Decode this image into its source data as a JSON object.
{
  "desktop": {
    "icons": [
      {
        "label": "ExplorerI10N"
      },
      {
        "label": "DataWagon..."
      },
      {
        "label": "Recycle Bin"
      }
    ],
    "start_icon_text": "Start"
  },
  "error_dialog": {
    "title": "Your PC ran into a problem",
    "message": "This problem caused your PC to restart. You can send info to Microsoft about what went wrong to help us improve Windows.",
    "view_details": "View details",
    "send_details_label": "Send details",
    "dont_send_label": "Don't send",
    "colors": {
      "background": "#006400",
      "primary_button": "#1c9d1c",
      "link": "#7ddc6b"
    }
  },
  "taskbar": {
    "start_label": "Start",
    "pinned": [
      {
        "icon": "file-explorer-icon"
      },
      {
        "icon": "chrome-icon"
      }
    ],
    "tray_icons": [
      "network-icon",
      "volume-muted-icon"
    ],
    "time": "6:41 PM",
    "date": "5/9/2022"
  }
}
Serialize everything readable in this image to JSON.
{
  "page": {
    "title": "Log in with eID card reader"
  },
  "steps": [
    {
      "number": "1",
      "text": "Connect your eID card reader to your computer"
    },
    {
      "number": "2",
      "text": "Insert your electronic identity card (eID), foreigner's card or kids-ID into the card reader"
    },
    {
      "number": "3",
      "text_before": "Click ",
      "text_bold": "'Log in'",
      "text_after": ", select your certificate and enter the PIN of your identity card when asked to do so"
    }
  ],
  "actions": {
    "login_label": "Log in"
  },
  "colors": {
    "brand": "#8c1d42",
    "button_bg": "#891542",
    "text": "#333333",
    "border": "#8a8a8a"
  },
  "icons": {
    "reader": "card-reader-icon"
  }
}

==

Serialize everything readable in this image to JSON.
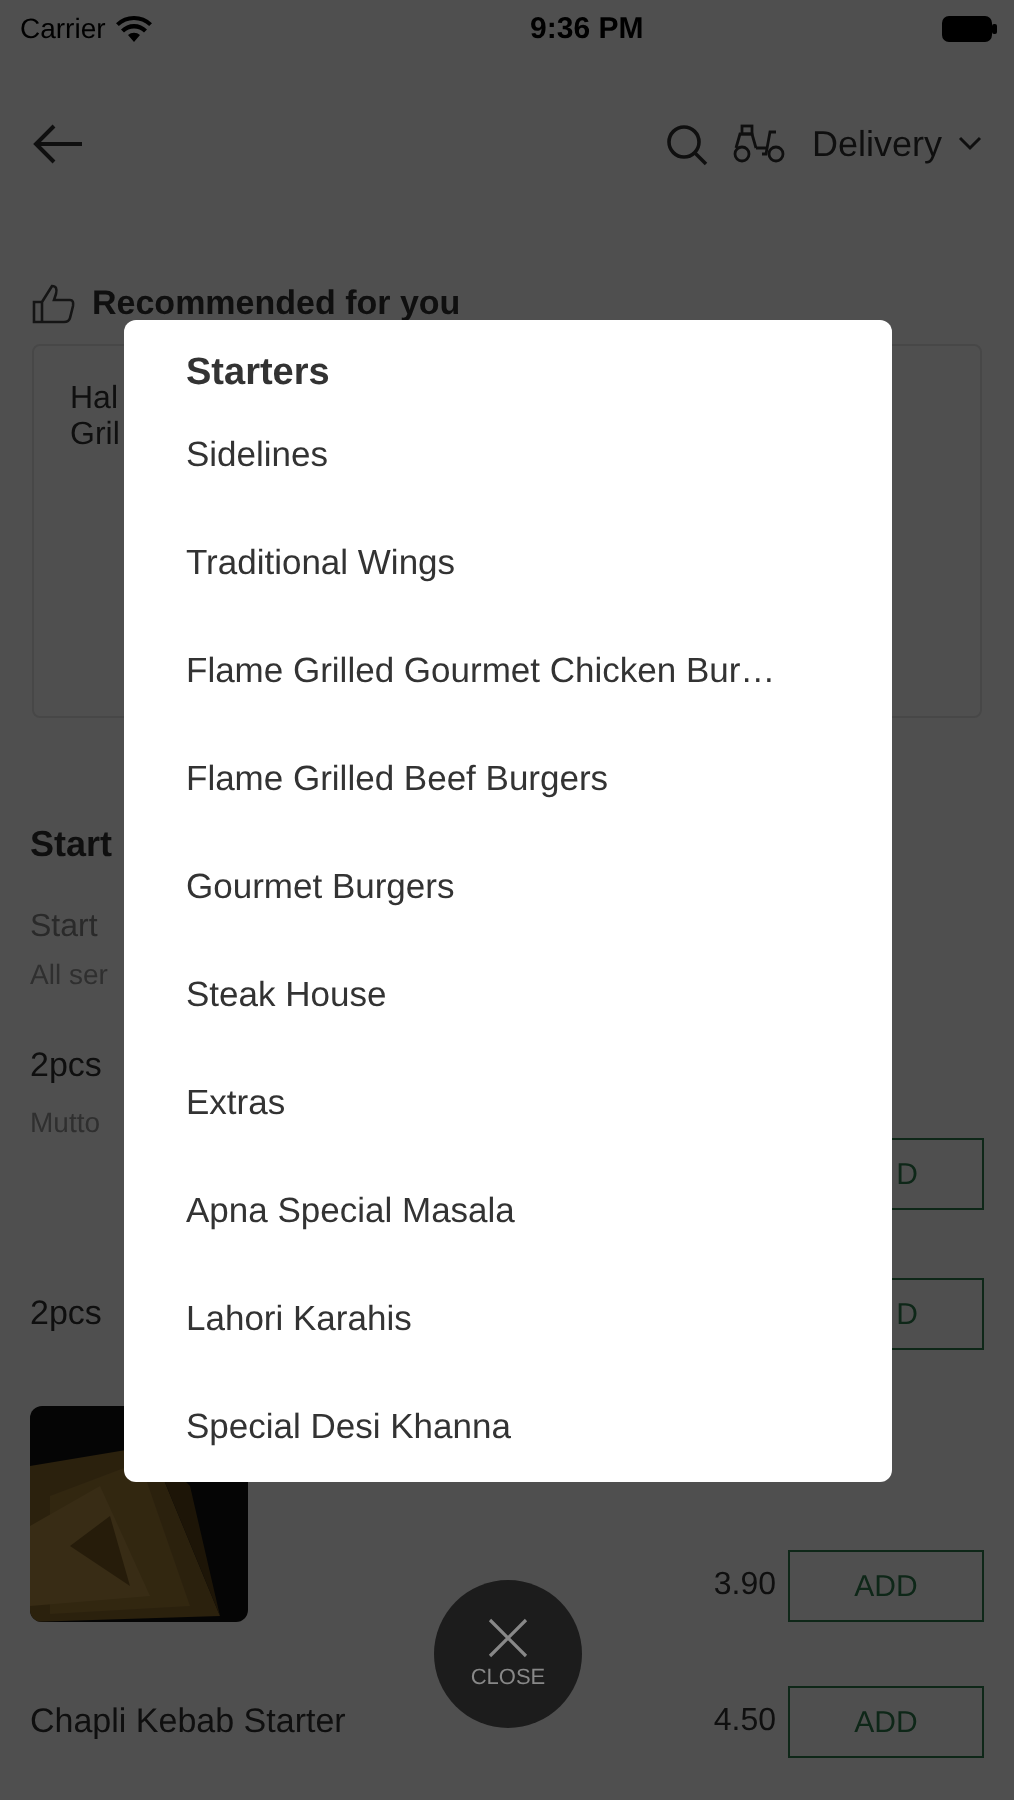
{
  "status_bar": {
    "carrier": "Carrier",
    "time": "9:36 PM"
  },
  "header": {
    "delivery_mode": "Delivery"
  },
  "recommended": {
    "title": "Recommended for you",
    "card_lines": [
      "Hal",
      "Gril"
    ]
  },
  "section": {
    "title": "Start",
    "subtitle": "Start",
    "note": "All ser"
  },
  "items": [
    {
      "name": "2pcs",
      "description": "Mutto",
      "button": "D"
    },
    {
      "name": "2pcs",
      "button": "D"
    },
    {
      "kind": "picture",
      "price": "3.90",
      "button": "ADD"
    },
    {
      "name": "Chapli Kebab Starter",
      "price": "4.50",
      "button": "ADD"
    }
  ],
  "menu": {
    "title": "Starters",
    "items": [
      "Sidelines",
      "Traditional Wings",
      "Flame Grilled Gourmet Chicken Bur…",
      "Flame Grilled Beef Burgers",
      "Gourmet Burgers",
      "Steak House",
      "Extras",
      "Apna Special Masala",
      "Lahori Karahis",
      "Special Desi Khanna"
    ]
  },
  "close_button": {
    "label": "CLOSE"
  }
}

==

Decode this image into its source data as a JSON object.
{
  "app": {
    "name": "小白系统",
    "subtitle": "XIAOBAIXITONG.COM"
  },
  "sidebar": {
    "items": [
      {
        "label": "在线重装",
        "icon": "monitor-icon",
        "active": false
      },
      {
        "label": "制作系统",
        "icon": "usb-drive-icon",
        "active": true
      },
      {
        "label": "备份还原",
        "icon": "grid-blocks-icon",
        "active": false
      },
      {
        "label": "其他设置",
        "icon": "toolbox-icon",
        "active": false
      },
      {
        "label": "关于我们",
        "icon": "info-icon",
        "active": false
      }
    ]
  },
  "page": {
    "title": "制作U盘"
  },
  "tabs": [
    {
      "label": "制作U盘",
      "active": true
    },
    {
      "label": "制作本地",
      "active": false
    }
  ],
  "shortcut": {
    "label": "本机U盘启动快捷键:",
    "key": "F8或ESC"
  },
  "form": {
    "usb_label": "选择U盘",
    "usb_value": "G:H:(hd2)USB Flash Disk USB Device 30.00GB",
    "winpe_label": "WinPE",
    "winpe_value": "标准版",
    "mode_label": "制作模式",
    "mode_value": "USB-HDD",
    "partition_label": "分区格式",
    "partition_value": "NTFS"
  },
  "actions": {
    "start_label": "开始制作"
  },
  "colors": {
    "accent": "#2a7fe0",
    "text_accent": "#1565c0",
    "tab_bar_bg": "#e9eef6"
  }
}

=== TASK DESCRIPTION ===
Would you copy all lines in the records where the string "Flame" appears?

=== ANSWER TO THIS TASK ===
      "Flame Grilled Gourmet Chicken Bur…",
      "Flame Grilled Beef Burgers",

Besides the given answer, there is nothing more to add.